From Heaven to Hell to home, the world is full of stories.

Beginning with the Devil's Tree.

A Thrillist story this past week calls it the creepiest place to visit in New Jersey.

It's located along Mountain Road in Basking Ridge, and Amber Sutherland-Namako writes:

"Out of context, the tree's silhouette alone is enough to inspire nightmares: a warped, half-dead oak looming in the middle of a lonely field, with dozens of ax marks lining its trunk. Then there's the gruesome history. A purported meeting place for the KKK, notorious suicide site, and rumored gateway to the depths of hell, the Devil's Tree is infamous among locals and has evolved into a chilling tourist attraction. Legend has it, anyone who harms the tree will suffer swift and violent retribution..."

A few other Garden State stories piqued my interest this week.

Here's a Record story about the rededication of St. Anthony of Padua Church in Passaic:

More than 3½ years have passed since the church was forced to close its doors after the ceiling partially collapsed on Holy Thursday. Parishioners organized raffles, festivals, carnivals and other fundraisers to raise $1.3M for renovations. It shows.

"This beautiful church is a symbol, and we pray for 50 and 100 and hundreds of years more [that] we continue to be here in this community, this beautiful symbol of all of God's goodness and blessings that he gives to us and that we receive,'' said Bishop Kevin J. Sweeney of the Paterson Diocese, who led last week's rededication Mass in both English and Spanish.

Passaic has a special place in my heart because my Mom always talks about it affectionately. More about that later.

Closer to home, I found two stories practically outside my front doorstep. Here are Instagram posts about each:

Returning to Passaic:

I once wrote about how proud Mom was to be known there as "the girl in the photo shop window" when she worked at Kresge's in the 1950s. A photographer on Main Street displayed a large portrait of her – a print from her engagement photos – in the main window of his shop.

I recalled this story as I sat with Mom on my recent birthday at an outdoor cafe on a beautiful Sunday morning. She had an egg and cheese sandwich, and I ordered eggs over easy with bacon and rye toast, which is what my Dad always used to order for breakfast.

Dad died 15 years ago on Oct. 24, and we both miss him terribly.

Before we left, I asked Mom if she would pose for a photo with me. Mom readily agreed, but she made me take about a half dozen photos before she said I took one of her that was good enough for me to post.

Decades pass, and life is so post-pandemically weird, but some things never change.

Thursday, October 8, 2020

3 Haikus for New York City

Underground steam on East 43rd Street
Just blowing off some steam...

I love New York, and I have the photos to prove it.


Radio City Music Hall

Radio City.
Anarchist Jurisdiction?
No Ghost Town tonight.

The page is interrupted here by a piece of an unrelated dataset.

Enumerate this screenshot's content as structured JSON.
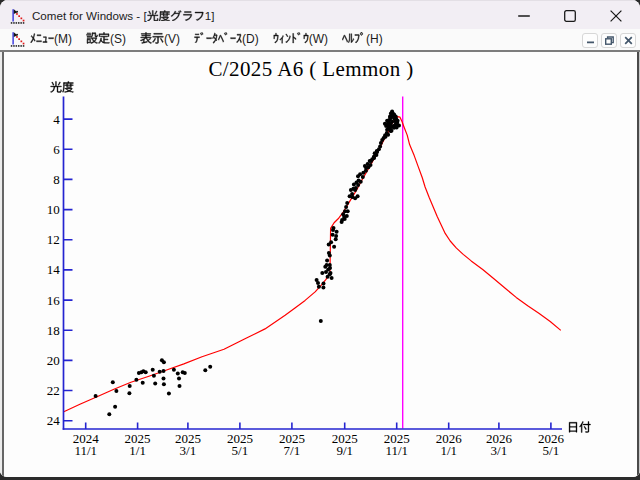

Trump World Tower
A Trump-made tower,
melting into the background.
Soon to disappear?


Couple walking on rainy street
A precovidian memory...

Rain glistens at night. 
Two, under an umbrella,
seek the Rainbow Room.